What you will do: Copy, from the entries below, each line where the word "title" can be found.

Source information:
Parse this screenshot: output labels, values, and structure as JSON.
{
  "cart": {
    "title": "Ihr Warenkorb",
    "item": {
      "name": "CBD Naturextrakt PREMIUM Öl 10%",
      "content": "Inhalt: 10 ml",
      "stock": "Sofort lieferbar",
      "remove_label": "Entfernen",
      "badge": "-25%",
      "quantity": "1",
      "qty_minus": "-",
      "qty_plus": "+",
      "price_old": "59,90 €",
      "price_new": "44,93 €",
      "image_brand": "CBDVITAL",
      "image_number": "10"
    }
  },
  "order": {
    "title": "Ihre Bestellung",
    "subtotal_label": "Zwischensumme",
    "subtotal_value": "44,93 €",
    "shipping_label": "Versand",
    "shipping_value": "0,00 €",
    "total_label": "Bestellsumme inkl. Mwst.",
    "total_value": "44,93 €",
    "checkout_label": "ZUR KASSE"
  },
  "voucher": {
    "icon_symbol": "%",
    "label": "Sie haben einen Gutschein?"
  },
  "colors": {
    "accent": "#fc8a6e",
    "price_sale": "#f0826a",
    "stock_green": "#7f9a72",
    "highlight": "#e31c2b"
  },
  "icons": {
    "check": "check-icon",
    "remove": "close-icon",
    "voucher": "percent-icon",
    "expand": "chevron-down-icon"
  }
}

Answer to this exercise:
    "title": "Ihr Warenkorb",
    "title": "Ihre Bestellung",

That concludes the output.